Should we be concerned about shrinkage of our adhesives on curing?


Some adhesives, such as solvent-based materials and latex adhesives, always shrink as the carrier evaporates or is absorbed by the substrates. However, even 100% solid adhesives can have considerable shrinkage on curing. Shrinkage occurs because the density of the polymer is higher than that of the monomers (e.g., epoxies or acrylics). Different adhesive types have different levels of shrinkage; for example, epoxies typically shrink in the 2-5% range, whereas shrinkage of unmodified acrylics can be much higher. A worst-case scenario is adhesives and sealants with very high levels of multifunctional acrylate or methacrylate monomers, where shrinkage can be over 10%.
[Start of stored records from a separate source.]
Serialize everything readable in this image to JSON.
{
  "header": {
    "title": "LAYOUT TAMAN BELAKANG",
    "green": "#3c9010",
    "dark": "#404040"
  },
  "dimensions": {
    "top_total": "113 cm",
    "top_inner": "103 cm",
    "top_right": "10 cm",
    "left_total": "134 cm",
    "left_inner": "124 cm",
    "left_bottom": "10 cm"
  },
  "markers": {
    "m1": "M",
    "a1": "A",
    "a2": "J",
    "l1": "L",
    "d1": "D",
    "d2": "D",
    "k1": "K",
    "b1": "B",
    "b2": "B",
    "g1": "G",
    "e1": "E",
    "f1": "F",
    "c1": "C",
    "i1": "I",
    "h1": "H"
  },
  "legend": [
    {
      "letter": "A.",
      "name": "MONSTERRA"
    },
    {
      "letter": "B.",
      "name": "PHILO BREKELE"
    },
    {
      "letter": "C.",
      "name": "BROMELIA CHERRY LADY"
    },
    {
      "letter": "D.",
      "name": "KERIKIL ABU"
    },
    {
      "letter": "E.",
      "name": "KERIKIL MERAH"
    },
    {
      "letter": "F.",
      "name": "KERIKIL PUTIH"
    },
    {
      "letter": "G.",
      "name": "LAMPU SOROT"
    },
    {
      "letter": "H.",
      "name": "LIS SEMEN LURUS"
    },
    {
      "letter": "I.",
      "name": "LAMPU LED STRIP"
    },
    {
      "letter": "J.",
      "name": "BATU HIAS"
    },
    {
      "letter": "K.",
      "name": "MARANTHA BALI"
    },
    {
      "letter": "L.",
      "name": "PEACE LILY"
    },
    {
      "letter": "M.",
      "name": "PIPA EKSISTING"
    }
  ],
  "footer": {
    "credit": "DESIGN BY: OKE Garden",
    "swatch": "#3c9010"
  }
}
Why should you be concerned about shrinkage? Shrinkage induces considerable stresses in the cured adhesive bond, which can cause debonding, deformation, or even cracking of some materials. I have personally seen optical technicians actually measure the bending of glass from the curing of an epoxy adhesive. To minimize the effect of shrinkage, you can use adhesion promoters to prevent debonding or add fillers to reduce the amount of monomeric material. Much research has been done on this for acrylic systems in the dental adhesives field.

In addition, adding flexibilizers such as plasticizers or elastomers will help to absorb the stresses. Acrylic adhesives for bonding optical components use flexible additives such as urethane methacrylates, which can reduce the shrinkage to less than 1%.            ASI

Dr. Dave is a former vice president and director of Loctite Corp. and has spent many years in troubleshooting adhesive and sealant problems in the adhesives, sealants, specialty rubbers and plastics fields. Questions for publication should be directed to him at 242 Trails End, Aurora OH 44202; phone (440) 477-5164; email; or visit

Any views or opinions expressed in this column are those of the author and do not represent those of ASI, its staff, Editorial Advisory Board or BNP Media.